But what does the Bible say about thankfulness? Depending on the version you are studying, some form of thank is mentioned more than 140 times. So, it’s a pretty important concept. And what does that precious instruction manual for life tell us we should be thankful for?
· His unfailing love (Psalm 107:21)
· His wonderful deeds for mankind
· His steadfast love in the morning (Psalm 92:1-2)
· His faithfulness by night
· His goodness (Psalm 136:1)
· His love which endures forever
· Our deliverance from our enemies (Psalm 30)
· His healing power
· Our salvation
· Our joy
· Every good and perfect gift
That’s a lot to be thankful for! And yet, it isn’t always easy. As I’ve mentioned before, a favorite Bible study of mine is Ann Voskamp’s book, One Thousand Gifts. That study taught me to find something to be grateful for every day, regardless of how awful the day has been. So that’s how I start my evening prayers—finding at least one thing to be grateful for. Most of the time, I find a lot to thank God for; but even on those days when I struggle, I make sure to find at least one. In addition to the big-picture items listed above, here are some more which I am grateful for every, single day of my life:

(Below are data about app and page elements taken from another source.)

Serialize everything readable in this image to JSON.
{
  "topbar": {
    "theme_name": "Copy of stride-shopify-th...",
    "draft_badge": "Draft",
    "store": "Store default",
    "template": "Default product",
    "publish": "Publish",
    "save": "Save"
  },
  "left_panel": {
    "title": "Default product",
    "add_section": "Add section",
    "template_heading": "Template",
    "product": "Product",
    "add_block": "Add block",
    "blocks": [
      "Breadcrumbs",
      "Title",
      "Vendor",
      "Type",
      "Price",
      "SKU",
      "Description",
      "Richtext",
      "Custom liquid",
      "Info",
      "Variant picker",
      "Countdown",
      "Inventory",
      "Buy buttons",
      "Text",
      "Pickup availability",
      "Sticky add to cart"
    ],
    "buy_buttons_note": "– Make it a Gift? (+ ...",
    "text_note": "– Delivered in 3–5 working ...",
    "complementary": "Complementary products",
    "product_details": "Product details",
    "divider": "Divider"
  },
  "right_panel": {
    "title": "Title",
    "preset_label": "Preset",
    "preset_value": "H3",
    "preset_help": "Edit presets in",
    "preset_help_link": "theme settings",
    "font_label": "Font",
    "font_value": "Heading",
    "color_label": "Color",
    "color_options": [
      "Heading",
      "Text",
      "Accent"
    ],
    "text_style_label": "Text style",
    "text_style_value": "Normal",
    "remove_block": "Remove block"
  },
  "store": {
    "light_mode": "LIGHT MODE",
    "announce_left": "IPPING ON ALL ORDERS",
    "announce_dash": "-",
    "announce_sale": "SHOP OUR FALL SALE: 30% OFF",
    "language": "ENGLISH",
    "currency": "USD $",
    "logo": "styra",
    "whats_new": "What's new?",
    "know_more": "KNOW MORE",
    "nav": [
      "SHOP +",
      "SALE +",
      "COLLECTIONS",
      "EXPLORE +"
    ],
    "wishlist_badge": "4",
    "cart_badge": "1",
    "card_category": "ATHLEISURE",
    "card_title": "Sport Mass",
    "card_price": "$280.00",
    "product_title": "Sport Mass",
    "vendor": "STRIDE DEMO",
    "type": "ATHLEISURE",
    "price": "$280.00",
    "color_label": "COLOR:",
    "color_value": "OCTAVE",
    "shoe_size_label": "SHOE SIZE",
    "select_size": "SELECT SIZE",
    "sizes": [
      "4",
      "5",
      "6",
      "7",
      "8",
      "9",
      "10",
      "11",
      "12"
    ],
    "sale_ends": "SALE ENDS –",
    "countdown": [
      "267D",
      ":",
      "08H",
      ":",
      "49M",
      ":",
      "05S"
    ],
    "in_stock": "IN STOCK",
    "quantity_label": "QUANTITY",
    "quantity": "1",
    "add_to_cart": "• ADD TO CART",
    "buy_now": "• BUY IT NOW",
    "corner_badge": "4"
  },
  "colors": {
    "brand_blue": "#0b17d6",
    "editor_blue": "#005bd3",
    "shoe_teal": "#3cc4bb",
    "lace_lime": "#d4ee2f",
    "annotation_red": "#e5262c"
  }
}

· My parents, who not only gave me life but gave me a wonderful one, filled with love, laughter, precious memories, and the belief that I can be a success at whatever I strive for.
· My sister, who has known me her entire life and who still loves me anyway.
· My husband, who brought me to God in the first place and who is a wonderful provider and partner.
· My children, who delighted me when they were young and continue to do so now and who make me proud every day.
· My grandchildren who light up my world just by being in it and who keep me feeling young.
· My extended family who makes me feel welcome and loved in spite of the physical distance between us.
· My friends and prayer warriors who celebrate with me during the ups and keep me steady and spiritually strong during the downs of this life.
According to Voskamp, “Gratitude isn’t only a celebration when good things happen. Gratitude is a declaration that God is good, no matter what happens.” Remembering that is one way that we can be grateful, even when there seems to be little to be grateful for. The apostle Paul, in his first letter to the Thessalonians, admonished them to "Give thanks in all circumstances; for this is the will of God in Christ Jesus for you."
And, of course, this isn’t just good advice; it’s the best advice since no one knows better than the Creator how to live the lives He has given us. But since we as humans often need proof instead of just faith, there have been studies which show a correlation between gratefulness and happiness—but not in the way you might think. “Being joyful isn’t what makes you grateful. Being grateful is what makes you joyful,” Voskamp relates in her book. And that’s just what the study showed—that people who are grateful, regardless of their circumstances, tend to be happier.
On the flipside, being ungrateful is listed among a slew of ugly behaviors in 2 Timothy 3:1-4. “But mark this: There will be terrible times in the last days. People will be lovers of themselves, lovers of money, boastful, proud, abusive, disobedient to their parents, ungrateful, unholy, without love, unforgiving, slanderous, without self-control, brutal, not lovers of the good, treacherous, rash, conceited, lovers of pleasure rather than lovers of God.”
When being grateful has such a positive influence on our lives, as well as those in our circle, and being ungrateful does not bode well for us in Scripture, why in the world would we choose any other way?